UK-based Alia Sheikh is used to being behind the camera. When she isn't working as a filmmaker and Senior Development Producer at the BBC Alia likes to experiment with photography. She backed the Kickstarter campaign for the Petzval 85 lens and has moved on to Instant photography as a way of documenting her travels.
Point. Shoot. The Lomo'Instant Wide camera does its thing, the ﬁlm does its thing. A minute later, you're holding a developed photograph. That's all. That's not all. Travels with an instant camera seem to take on a surreal quality. Previously taciturn friends are suddenly somehow quite able to pose against a dramatic backdrop. Total strangers become friendly acquaintances in the time it takes for a rectangle of white photo paper to ﬁll up with an image.
Something about being immediately able to hold the results in your hand seems to make everyone more willing to experiment and I hear 'can we take one more?' more often than 'will you give it a rest already?'. For that alone I would love this camera. It's stranger than that though. I spend longer looking for photos and then take a fraction of the stills I normally would. Mistakes are costly (only 10 shots!) so I take a lot more care, take a deep breath and take only the photos I really want.
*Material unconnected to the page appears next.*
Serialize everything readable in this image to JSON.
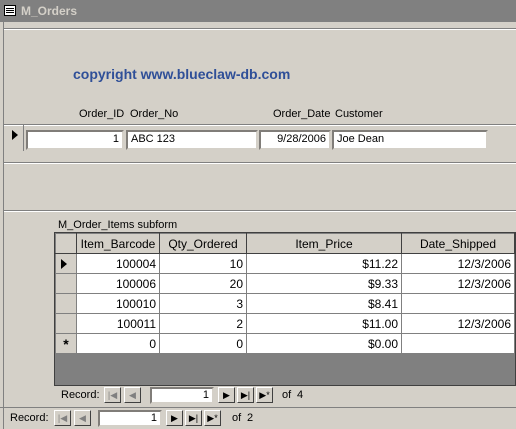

I'm glad I know something about composition and lighting because that's the only way I'm going to get to control the image here. I always become a better photographer for it. The image is never quite pin sharp, always a little washed out, the contrast a little softer than in real life and the colours more muted than the ones my eyes are seeing. My friends all start to look like time travellers that forgot to change out of this century's clothes and, when I get home, I have a pocketful of photos that are clearly from the time we were all in a 70's road movie. The camera lies. Beautifully.